I also brought with me my oldest child, Leo, my Israeli cousin Yehuda and his wife, Riana, whose parents were Czech, and their son Ofer. Before I uncovered my mother’s Gabersdorf past, they had traveled through Trutnov, saw the many abandoned factories and figured they had been remnants from the country’s communist past. Who knew my mother and most of the women who survived the Holocaust from Zaglembie, the southwest corridor of Poland near the German border, had been trafficked to this region and others throughout Sudetenland and Silesia, and had survived in these factories, clinging to life by a thread?
For Gerda Frieberg, returning with her grandson to Ober-Astadt, one of the larger Trutnov camps, where she, her sister and mother had been imprisoned, was a powerful and difficult experience. Her son is a guide on March of the Living. “It’s always Auschwitz,” she said. “It’s time to shift the focus to other camps, like the ones here.”

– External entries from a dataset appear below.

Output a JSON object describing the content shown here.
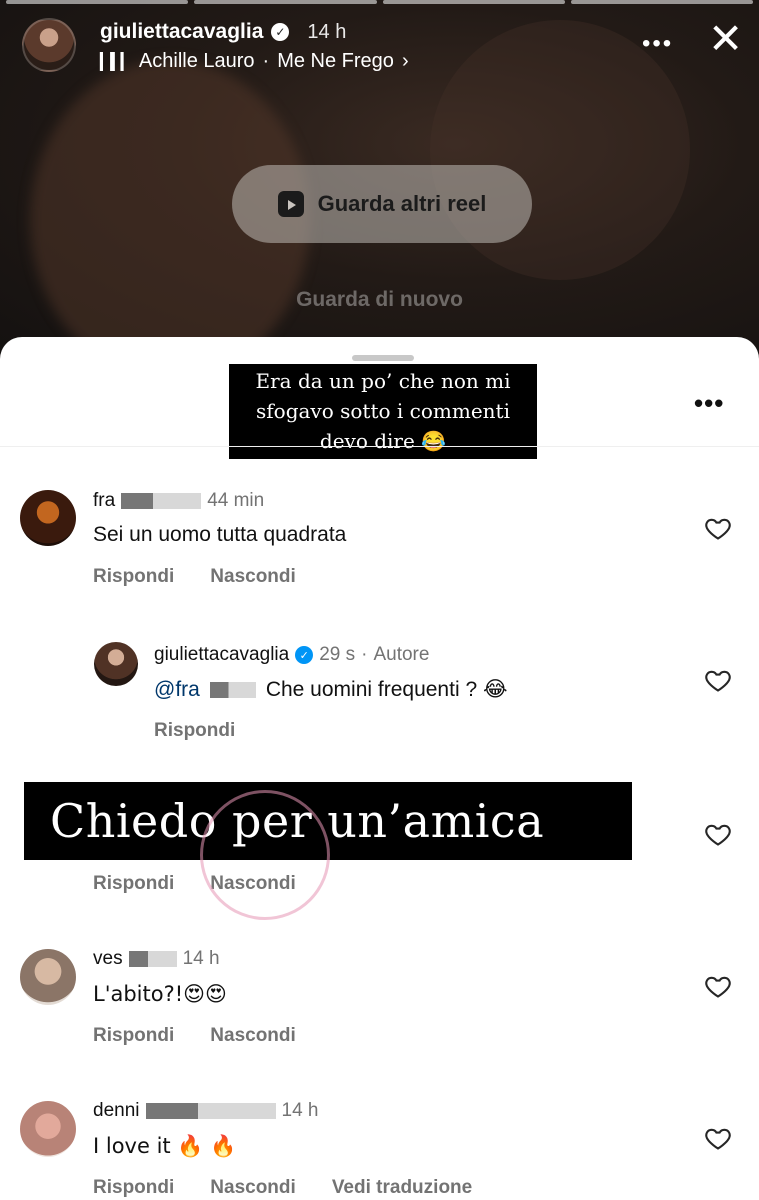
{
  "story": {
    "username": "giuliettacavaglia",
    "time": "14 h",
    "music_artist": "Achille Lauro",
    "music_separator": "·",
    "music_track": "Me Ne Frego",
    "more_icon": "more-horizontal-icon",
    "close_icon": "close-icon",
    "reel_button_label": "Guarda altri reel",
    "rewatch_label": "Guarda di nuovo"
  },
  "sheet": {
    "caption_lines": [
      "Era da un po’ che non mi",
      "sfogavo sotto i commenti",
      "devo dire 😂"
    ]
  },
  "comments": [
    {
      "username": "fra",
      "time": "44 min",
      "text": "Sei un uomo tutta quadrata",
      "reply_label": "Rispondi",
      "hide_label": "Nascondi"
    },
    {
      "username": "giuliettacavaglia",
      "time": "29 s",
      "separator": "·",
      "author_tag": "Autore",
      "mention": "@fra",
      "text": "Che uomini frequenti ? 😂",
      "reply_label": "Rispondi"
    },
    {
      "reply_label": "Rispondi",
      "hide_label": "Nascondi"
    },
    {
      "username": "ves",
      "time": "14 h",
      "text": "L'abito?!😍😍",
      "reply_label": "Rispondi",
      "hide_label": "Nascondi"
    },
    {
      "username": "denni",
      "time": "14 h",
      "text": "I love it 🔥 🔥",
      "reply_label": "Rispondi",
      "hide_label": "Nascondi",
      "translate_label": "Vedi traduzione"
    }
  ],
  "overlay_text": "Chiedo per un’amica",
  "colors": {
    "verified": "#0095f6",
    "meta_gray": "#737373",
    "mention": "#00376b"
  }
}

At the unveiling ceremony, she spoke of her drive to survive, the sisterhood that enabled the girls to endure the brutality of the Nazi slave labor system and to form tight bonds that lasted long after liberation. She also spoke of smuggling potatoes they would warm by the factory heater, knitting socks from stray threads and how their Nazi commander had wired the periphery of the camp with dynamite on the eve of their liberation, telling the girls that this would be their last night alive.
“We didn’t know if we were going to live or die,” she said, also recalling the sadism of an SS guard who would beat her to a pulp each day after her shift. “Imagine living like that for three years. It was easier to die, as my friend Pepi did when she learned her family had been murdered. I promised her that if I survived, I would tell the world about our suffering.”
Her book, “I Kept my Promise,” is dedicated to Pepi. But it’s the spirit of survivors like Gerda and Sara, the talkers and the silent ones, like my mother, who never spoke of their past out of misplaced guilt and shame, but who were so brave, so hopeful, so young and determined, who inspired me to see this monument through completion. What my mother couldn’t tell me, I feel obligated to discover and share. The Trutnov monument is the only one outside of Ravensbruck and Valory, Czech Republic, that honors women victims of Nazi slave labor. May it not be the last Holocaust monument that recognizes women.